The Library – What Remains
During the winter of 2006 I painted The Library. I took years of observation and thoughts and fused them with an image that represented observation and thought. The bindings of the leather bound books were a place to get lost in inventing elaborate and enigmatic patterns. The carved wood bookcase took on it’s own life as the vigor of the carvings became animated. The gilded frame was based on antique designs and then filtered through several old master renditions of yellows and ochre’s and a hint of sienna to achieve a gold effect. I have worked in homes with hand-stenciled wallpapers and restored furniture that bore similar patterns, so that detail came easily.
There is a painting inside the painting, or is it a window, or a mirror? It is also visual pun that depicts the month of August and the entire painting represents August Learning. It is a combination of bright sun and shady bower, cool stream and white heat. It is a place where Diana and her nymphs might bathe and be startled by Actaeon. Nature is a place where the modern mind seeks awareness and tranquility, but the ancients knew that it is suffused with tragedy and fury and they personified this force with their stories.
I painted The Library in the depths of winter, a quiet time when I find myself in a vast, inexhaustible realm of the imagination, a garden or Library. What Libraries did I have in mind? I thought of the labyrinths of Jorge Luis Borges. He, who said: “I have always imagined that paradise will be some kind of a library.” I thought about the library of Nag Hammadi where the Gnostic gospels were discovered. I thought about the library of Ashurbanipal where the Epic of Gilgamesh was discovered, and inspired Alexander the Great to emulate, which begat the Library of Alexandria that began under the tutelage of Ptolemy.

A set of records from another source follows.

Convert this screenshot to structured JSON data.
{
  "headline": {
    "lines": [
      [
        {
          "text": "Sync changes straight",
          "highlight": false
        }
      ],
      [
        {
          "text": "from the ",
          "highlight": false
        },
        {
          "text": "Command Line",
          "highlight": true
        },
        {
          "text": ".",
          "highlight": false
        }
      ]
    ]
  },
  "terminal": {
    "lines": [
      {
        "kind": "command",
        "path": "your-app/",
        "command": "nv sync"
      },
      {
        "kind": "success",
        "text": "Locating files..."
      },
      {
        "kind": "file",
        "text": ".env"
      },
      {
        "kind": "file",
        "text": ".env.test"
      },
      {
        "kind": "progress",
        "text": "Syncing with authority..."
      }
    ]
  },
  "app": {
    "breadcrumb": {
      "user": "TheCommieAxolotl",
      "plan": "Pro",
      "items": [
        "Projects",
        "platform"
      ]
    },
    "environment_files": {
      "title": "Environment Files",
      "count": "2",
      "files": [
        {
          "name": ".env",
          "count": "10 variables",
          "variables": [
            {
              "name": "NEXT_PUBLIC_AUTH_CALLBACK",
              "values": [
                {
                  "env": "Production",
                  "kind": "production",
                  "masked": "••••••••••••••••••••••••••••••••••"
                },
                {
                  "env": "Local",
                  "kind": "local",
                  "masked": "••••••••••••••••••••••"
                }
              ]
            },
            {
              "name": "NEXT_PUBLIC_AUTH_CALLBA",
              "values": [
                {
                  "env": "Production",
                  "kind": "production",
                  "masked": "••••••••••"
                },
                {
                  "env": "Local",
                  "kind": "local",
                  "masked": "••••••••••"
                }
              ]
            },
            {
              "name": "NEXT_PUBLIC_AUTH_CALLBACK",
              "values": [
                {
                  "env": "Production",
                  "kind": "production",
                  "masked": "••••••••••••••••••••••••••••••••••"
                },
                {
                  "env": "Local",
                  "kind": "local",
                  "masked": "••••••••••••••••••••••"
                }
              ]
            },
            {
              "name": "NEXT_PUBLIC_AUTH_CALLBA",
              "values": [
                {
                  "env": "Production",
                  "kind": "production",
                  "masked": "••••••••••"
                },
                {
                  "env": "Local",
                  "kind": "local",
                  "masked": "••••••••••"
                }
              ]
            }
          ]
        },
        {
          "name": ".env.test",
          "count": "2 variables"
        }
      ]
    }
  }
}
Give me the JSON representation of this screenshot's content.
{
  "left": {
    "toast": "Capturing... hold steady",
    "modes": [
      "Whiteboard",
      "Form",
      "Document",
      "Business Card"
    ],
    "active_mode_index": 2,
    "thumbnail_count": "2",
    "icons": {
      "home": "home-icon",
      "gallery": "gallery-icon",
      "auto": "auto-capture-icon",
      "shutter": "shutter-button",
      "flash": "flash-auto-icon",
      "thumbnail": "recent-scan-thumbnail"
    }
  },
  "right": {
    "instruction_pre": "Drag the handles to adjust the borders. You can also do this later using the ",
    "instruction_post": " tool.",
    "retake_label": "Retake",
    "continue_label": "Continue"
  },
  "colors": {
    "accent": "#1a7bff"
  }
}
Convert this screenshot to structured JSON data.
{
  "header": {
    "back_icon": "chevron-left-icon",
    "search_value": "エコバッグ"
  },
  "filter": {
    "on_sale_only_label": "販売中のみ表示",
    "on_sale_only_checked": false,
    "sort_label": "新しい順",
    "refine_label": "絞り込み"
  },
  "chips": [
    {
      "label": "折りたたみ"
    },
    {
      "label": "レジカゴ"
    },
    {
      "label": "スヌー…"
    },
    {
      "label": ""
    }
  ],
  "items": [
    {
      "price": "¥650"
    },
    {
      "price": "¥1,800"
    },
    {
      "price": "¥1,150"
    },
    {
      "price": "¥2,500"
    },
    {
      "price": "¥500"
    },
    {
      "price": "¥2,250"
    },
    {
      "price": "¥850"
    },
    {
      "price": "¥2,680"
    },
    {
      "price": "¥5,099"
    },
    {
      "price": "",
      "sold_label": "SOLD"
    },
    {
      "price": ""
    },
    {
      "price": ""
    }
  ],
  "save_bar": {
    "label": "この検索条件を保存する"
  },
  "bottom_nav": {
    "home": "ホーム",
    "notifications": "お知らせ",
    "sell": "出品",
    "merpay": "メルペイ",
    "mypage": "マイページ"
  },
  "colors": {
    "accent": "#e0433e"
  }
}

What is a library other than the opposite of a garbage dump? A repository for the best of the fruit of mankind’s thoughts and songs and beliefs, a guardian of history and a corner stone for building a future. Some of the tablets of time get broken and the gaps, the lacuna are filled in by the future in a game of “Mad Libs” or “Telephone”.
What will remain, after Texas succeeds from seceding from the Union?
After peace finally breaks out in the Middle East, or war descends upon it.
What will come to be after the “big one” in California or the next Tsunami the next Mao, Pol Pot or Martin Luther King? The next Age of Enlightenment, the next summer of love?
At the end of history, what will remain?
“Windows Into Worlds” will be on display at the Belfast Free Library’s Kramer Gallery through February.
Kathy graduated from Washington University School of Fine Arts in 1984, and apprenticed with Bob Blackburn at the Printmaking Workshop in Manhattan, from 1985-86.
Primarily a painter, Kathy also works in wood, stone and clay. Her photographs are an extension of her artistic ideas and observations. Her career in antique and architectural restoration has infused a dimension of historical language into a contemporary conversation.
After living in Manhattan, New York from 1984-2003, she and her husband now reside in Morrill, Maine.